I am a Professor of Mathematics in the Department of Mathematical Sciences at the University of Bath.

After completing my PhD at the University of Warwick in 2001 under the supervision of Miles Reid, I was appointed as a Wylie Instructor at the University of Utah and later as a Simons Instructor at the University of Stony Brook. In 2006 I returned to the UK as a lecturer at the University of Glasgow, and I moved to the University of Bath in 2013.

  • E-mail: a dot craw at bath dot ac dot uk
  • Office: Building 4W, room 3.49
  • Phone: +44 (0) 1225 385327

  • Address:
    Department of Mathematical Sciences,
    University of Bath,
    Claverton Down,
    Bath BA2 7AY,
    United Kingdom.

Research in Mathematics: My research establishes links between algebraic geometry and representation theory using techniques from geometric invariant theory, toric geometry, quiver representations, noncommutative algebras and derived categories.

My research is supported by a Research Project Grant (2021-25) from The Leverhulme Trust.

The Bath Geometry Seminar. I am one of the organisers of the COW seminar.

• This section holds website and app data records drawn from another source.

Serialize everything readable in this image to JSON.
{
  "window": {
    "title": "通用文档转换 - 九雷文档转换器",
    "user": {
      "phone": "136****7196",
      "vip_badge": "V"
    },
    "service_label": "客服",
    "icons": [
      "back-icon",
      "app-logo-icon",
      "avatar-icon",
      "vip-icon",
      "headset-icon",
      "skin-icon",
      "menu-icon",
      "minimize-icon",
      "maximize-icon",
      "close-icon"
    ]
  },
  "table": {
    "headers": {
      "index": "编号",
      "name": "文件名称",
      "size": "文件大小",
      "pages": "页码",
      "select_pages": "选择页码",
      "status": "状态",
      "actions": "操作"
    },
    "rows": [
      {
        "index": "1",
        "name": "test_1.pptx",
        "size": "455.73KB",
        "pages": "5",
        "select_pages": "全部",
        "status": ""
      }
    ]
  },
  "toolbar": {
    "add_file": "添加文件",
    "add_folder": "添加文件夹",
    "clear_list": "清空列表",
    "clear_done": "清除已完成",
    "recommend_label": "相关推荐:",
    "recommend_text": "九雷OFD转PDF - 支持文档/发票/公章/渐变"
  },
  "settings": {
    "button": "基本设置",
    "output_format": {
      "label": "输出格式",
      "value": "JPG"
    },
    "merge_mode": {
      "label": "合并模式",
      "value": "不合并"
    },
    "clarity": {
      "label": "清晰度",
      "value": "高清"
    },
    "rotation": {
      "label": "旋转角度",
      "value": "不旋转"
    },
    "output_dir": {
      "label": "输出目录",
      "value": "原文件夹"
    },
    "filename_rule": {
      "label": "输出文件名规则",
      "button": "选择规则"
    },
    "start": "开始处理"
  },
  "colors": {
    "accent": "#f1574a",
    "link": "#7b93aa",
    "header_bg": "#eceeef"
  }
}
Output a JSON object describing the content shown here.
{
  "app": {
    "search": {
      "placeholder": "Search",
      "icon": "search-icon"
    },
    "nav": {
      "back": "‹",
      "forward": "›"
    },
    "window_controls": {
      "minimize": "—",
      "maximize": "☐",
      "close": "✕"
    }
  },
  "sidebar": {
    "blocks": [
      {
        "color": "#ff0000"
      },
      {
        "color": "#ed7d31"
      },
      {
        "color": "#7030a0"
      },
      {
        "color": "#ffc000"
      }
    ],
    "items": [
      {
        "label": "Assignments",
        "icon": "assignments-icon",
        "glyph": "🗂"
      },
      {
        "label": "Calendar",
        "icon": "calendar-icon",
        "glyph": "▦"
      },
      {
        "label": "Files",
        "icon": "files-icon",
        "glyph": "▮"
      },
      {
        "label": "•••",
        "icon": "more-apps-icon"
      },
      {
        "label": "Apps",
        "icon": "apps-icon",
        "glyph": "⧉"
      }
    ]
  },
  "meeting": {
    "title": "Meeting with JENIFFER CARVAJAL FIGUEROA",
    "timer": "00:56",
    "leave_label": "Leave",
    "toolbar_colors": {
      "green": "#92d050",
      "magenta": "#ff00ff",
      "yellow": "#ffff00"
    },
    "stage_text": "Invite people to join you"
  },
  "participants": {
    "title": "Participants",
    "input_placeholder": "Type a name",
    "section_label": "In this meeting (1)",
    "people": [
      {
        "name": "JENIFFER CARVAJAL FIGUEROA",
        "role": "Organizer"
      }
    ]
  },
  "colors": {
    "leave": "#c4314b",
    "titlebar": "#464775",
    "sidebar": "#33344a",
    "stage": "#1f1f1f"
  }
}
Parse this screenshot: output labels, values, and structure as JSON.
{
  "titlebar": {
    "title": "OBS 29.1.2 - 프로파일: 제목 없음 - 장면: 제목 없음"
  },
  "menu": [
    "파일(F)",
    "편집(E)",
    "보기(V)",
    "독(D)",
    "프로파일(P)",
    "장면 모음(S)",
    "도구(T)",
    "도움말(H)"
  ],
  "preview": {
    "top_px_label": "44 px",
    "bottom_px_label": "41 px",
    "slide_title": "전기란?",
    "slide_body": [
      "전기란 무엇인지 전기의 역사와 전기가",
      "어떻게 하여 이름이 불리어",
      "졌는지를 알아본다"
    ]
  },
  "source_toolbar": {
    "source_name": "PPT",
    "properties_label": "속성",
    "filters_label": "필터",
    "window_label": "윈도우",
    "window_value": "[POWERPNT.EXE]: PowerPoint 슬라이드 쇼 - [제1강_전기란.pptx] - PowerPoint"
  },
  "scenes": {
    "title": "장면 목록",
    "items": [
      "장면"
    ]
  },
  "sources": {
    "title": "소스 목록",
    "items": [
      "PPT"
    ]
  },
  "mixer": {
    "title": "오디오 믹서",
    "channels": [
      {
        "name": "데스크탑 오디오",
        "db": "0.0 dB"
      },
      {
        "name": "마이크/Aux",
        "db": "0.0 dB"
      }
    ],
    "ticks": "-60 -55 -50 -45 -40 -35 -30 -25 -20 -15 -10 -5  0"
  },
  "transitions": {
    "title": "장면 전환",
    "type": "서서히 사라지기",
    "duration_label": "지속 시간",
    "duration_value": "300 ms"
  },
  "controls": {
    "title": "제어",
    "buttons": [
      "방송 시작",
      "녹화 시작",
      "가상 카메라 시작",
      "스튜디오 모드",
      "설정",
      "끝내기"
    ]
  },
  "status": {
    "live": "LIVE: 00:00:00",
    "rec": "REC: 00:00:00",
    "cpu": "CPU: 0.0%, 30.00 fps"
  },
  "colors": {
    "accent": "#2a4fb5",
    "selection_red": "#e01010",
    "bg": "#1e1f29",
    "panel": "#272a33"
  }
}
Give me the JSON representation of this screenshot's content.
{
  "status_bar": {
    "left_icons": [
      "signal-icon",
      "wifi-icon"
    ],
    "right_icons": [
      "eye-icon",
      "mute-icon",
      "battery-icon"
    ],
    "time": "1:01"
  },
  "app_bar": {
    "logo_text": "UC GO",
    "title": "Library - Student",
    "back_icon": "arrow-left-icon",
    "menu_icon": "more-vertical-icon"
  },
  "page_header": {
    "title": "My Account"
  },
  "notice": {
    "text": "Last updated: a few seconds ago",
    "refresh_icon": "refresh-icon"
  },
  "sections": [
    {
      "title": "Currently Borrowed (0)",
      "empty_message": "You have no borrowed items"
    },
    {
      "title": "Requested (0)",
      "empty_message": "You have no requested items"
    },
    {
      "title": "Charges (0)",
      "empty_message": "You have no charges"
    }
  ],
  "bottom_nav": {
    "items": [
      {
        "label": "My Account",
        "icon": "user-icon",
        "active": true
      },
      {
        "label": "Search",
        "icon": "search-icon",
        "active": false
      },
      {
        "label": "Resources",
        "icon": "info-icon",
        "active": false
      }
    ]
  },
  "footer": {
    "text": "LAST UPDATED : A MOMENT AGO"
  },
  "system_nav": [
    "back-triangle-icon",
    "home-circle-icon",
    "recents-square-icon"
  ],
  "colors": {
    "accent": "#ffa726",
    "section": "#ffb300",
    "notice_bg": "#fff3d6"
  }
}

On chronic fatigue and proprioception dysfunction: In October 2014 I fell ill with ME/CFS, also known as chronic fatigue syndrome or post-viral fatigue. I learned a lot over the next fourteen months of frustration, experimentation, online research and recovery, and I recorded what I discovered here.

A bad relapse in June 2017 and my failure to recover despite implementing what I'd learned in 2014-15 put me in a wheelchair or in bed for the better part of a year. In April 2018 I was diagnosed and treated for Proprioception Dysfunction Syndrome (PDS) by Professor Orlando Alves da Silva. My rapid recovery is described in the following unpublished note:

Orlando's work demonstrates that diagnosing and treating patients for Proprioception Dysfunction Syndrome may enable even patients who are severely ill with chronic fatigue to recover rapidly to regain their pre-disease quality of life. There is no suggestion this will work for everyone; more research should be carried out to discover which patients are most likely to benefit from this approach.